+++ Excerpted records

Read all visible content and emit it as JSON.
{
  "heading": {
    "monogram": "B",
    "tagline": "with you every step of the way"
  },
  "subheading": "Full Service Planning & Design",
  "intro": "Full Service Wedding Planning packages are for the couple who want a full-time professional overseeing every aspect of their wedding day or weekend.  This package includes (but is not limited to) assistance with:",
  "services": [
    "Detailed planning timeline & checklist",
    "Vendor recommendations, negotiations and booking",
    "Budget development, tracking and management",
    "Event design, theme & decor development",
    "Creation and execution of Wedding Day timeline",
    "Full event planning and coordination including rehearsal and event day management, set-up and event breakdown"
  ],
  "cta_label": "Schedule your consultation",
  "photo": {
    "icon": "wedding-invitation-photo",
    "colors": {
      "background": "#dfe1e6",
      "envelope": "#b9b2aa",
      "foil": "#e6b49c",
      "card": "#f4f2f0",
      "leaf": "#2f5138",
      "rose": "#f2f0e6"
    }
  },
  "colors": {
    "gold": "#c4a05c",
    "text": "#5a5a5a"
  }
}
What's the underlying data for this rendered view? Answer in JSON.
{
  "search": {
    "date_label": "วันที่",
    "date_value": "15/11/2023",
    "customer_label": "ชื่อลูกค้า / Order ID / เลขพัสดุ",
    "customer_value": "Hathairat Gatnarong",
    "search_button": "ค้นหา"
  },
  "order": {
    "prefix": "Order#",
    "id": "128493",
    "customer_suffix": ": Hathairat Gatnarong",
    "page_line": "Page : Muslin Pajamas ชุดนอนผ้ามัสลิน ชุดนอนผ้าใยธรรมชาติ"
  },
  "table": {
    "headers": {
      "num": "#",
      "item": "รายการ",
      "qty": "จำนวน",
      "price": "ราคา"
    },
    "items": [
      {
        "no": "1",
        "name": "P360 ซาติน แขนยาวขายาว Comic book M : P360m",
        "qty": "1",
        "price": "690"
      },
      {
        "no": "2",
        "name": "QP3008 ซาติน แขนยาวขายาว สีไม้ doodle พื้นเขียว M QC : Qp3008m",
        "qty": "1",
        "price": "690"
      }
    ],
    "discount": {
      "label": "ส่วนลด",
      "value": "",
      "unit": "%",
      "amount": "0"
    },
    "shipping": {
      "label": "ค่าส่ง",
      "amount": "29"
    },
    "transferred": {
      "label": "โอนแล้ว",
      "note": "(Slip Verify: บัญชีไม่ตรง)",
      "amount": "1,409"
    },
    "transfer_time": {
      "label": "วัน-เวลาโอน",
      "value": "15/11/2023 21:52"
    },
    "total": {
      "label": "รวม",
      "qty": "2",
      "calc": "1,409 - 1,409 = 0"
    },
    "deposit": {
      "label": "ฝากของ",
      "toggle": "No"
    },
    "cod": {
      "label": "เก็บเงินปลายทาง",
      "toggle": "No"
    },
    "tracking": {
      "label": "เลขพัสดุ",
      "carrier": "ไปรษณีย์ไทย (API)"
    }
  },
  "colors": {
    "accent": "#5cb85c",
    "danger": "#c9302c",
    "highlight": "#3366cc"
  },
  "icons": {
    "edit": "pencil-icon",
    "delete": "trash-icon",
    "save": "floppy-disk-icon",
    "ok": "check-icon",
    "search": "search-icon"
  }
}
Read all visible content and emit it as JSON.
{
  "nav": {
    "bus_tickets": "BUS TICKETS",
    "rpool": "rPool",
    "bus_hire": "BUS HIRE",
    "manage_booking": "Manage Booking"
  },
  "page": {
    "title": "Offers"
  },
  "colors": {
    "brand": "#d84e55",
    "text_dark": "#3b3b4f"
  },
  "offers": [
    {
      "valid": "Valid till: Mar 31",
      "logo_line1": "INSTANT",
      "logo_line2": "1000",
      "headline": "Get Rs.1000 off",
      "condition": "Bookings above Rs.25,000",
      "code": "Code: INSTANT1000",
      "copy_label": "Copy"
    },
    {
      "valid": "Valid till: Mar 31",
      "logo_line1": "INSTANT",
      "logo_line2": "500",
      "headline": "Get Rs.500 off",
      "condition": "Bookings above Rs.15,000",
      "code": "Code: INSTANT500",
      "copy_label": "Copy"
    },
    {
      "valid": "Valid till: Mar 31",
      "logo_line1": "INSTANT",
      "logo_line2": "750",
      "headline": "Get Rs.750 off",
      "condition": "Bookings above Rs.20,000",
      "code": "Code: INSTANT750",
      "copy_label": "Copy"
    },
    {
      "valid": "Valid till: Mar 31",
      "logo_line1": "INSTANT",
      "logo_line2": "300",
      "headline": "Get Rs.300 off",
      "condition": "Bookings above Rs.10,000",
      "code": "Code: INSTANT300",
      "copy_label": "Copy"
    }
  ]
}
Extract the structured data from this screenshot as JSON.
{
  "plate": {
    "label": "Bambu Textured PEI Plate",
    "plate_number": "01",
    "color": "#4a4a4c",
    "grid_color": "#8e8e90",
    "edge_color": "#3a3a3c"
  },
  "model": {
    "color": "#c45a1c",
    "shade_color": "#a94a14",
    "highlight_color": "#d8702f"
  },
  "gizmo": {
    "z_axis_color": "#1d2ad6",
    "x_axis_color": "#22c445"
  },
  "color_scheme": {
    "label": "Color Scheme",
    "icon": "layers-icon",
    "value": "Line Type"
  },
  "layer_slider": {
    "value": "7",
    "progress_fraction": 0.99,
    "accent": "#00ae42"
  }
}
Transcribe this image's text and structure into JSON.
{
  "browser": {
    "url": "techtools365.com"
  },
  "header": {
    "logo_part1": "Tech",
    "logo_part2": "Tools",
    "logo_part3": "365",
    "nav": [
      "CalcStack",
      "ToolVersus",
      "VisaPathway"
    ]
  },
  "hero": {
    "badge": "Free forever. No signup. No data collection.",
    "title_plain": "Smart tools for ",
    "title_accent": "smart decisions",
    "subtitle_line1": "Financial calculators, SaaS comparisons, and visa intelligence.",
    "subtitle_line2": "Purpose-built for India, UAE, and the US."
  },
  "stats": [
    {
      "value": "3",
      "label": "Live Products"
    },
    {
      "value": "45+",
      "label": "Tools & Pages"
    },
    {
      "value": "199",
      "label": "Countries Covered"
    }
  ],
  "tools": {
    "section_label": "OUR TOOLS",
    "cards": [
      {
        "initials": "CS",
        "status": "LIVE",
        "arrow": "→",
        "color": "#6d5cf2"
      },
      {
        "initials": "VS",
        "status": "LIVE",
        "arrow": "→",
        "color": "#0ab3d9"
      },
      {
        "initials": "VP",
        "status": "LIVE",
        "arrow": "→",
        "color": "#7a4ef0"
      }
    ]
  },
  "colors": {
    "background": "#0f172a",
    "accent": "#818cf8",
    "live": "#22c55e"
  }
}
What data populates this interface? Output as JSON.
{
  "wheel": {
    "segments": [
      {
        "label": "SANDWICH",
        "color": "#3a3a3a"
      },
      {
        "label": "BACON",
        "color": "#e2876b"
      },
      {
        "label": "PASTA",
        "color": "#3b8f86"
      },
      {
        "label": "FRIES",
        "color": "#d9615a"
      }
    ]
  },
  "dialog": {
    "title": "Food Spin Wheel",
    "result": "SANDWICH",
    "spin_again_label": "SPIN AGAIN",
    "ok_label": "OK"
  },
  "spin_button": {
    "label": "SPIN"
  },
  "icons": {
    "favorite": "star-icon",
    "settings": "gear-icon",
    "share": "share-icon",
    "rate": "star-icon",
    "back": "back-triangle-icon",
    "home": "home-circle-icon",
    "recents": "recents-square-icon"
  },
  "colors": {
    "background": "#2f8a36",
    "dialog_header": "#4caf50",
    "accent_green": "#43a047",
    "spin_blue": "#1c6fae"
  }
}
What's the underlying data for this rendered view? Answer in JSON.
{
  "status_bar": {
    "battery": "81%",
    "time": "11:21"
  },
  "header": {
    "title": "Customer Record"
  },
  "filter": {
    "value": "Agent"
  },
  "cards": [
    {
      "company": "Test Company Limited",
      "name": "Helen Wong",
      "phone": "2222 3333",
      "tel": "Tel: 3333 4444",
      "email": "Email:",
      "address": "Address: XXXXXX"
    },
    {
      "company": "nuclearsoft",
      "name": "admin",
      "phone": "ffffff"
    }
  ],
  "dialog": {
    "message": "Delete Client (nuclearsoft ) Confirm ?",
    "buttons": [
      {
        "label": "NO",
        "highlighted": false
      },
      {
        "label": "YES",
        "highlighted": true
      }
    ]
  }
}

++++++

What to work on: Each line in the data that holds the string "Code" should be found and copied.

Answer box:
      "code": "Code: INSTANT1000",
      "code": "Code: INSTANT500",
      "code": "Code: INSTANT750",
      "code": "Code: INSTANT300",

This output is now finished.